- One single structure can handle both the financial and the technical work: the fee collection as well as the maintenance, training, and other after-sales services
- Maintenance can be kept at a high standard because of the professional care for the system
- Good-quality products are selected because of the long repayment period
- Leasing is not a well-known concept in most countries although hire / purchase is known in some
- End-users may not treat the systems with care, as initially the maintenance and ownership do not lie with them
- The hire-purchase model absorbs a lot of working capital
- PV companies are usually not equipped / capable to run a hire-purchase programme as it requires additional financial administration skills and can be time consuming
- This model can be geographically restrictive because of the extensive infrastructure needed for the collection of the payments and the maintenance and repair of the systems.
- The hire-purchase provider takes the majority of the risk. However, if the end-user stops repayments, the hire-purchase provider owns the system and can retrieve it
| Fee for service

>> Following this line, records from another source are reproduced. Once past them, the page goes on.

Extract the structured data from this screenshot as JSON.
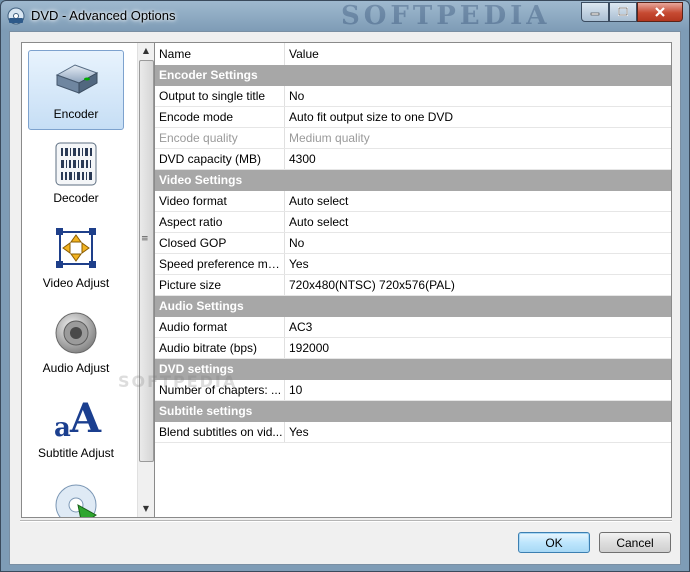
{
  "window": {
    "title": "DVD - Advanced Options",
    "watermark": "SOFTPEDIA",
    "center_watermark": "SOFTPEDIA"
  },
  "nav": {
    "items": [
      {
        "label": "Encoder",
        "icon": "encoder-device-icon",
        "selected": true
      },
      {
        "label": "Decoder",
        "icon": "decoder-barcode-icon",
        "selected": false
      },
      {
        "label": "Video Adjust",
        "icon": "video-adjust-arrows-icon",
        "selected": false
      },
      {
        "label": "Audio Adjust",
        "icon": "speaker-icon",
        "selected": false
      },
      {
        "label": "Subtitle Adjust",
        "icon": "subtitle-letters-icon",
        "selected": false
      },
      {
        "label": "",
        "icon": "disc-icon",
        "selected": false
      }
    ]
  },
  "grid": {
    "col_name": "Name",
    "col_value": "Value",
    "rows": [
      {
        "type": "group",
        "name": "Encoder Settings"
      },
      {
        "type": "prop",
        "name": "Output to single title",
        "value": "No"
      },
      {
        "type": "prop",
        "name": "Encode mode",
        "value": "Auto fit output size to one DVD"
      },
      {
        "type": "prop",
        "name": "Encode quality",
        "value": "Medium quality",
        "disabled": true
      },
      {
        "type": "prop",
        "name": "DVD capacity (MB)",
        "value": "4300"
      },
      {
        "type": "group",
        "name": "Video Settings"
      },
      {
        "type": "prop",
        "name": "Video format",
        "value": "Auto select"
      },
      {
        "type": "prop",
        "name": "Aspect ratio",
        "value": "Auto select"
      },
      {
        "type": "prop",
        "name": "Closed GOP",
        "value": "No"
      },
      {
        "type": "prop",
        "name": "Speed preference mo...",
        "value": "Yes"
      },
      {
        "type": "prop",
        "name": "Picture size",
        "value": "720x480(NTSC) 720x576(PAL)"
      },
      {
        "type": "group",
        "name": "Audio Settings"
      },
      {
        "type": "prop",
        "name": "Audio format",
        "value": "AC3"
      },
      {
        "type": "prop",
        "name": "Audio bitrate (bps)",
        "value": "192000"
      },
      {
        "type": "group",
        "name": "DVD settings"
      },
      {
        "type": "prop",
        "name": "Number of chapters: ...",
        "value": "10"
      },
      {
        "type": "group",
        "name": "Subtitle settings"
      },
      {
        "type": "prop",
        "name": "Blend subtitles on vid...",
        "value": "Yes"
      }
    ]
  },
  "footer": {
    "ok_label": "OK",
    "cancel_label": "Cancel"
  }
}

- End-user does not have to invest in a solar system (only connection fee), thereby facilitating access to electricity to more people
- End-user is not responsible for maintenance and repair. By organising this centrally, the costs for maintenance and repair are lowered while high quality maintenance can be provided
- High-quality systems, components and installation are encouraged because of the inevitable long-term agreements
- Proper collection and recycling of components (e.g. batteries) is possible because of the centralised responsibility;
- High risks and high transaction costs result in high monthly fees and reduce affordability for poor households
- Low rate of return, long payback period, high financial risks
- The end-user is not the owner of the system and may therefore not treat the system as carefully as they would otherwise.
- As ‘serious’ companies like ESCOs or utilities provide the service, end-user expectations are often high, while the system may run out of energy under certain circumstances, even though the client paid a monthly fee. This may cause disappointment
- The client is usually not allowed to miss a monthly payment (as is possible with the alternatives like kerosene and batteries)
- Monthly collection of the fees is time consuming and expensive. Prepayment systems are an alternative. Also successful examples of sub-contracting fee collection to the local community exist
- This model is geographically restricted because of the extensive infrastructure needed for the collection of the payments and the maintenance and repair of the systems.
- The ESCO carries all the risk as owners of the systems and for collecting the fees
- The credit institution providing the finance to the ESCO takes the risk on the success of the ESCO
For more information about SHS subsidies click here.
The purpose of this Handbook is to introduce financial and development professionals to clean energy technologies, enterprises and the issues involved in assisting or evaluating such enterprises.
Experiences with sales models and service models, examples of micro-finance programmes, case studies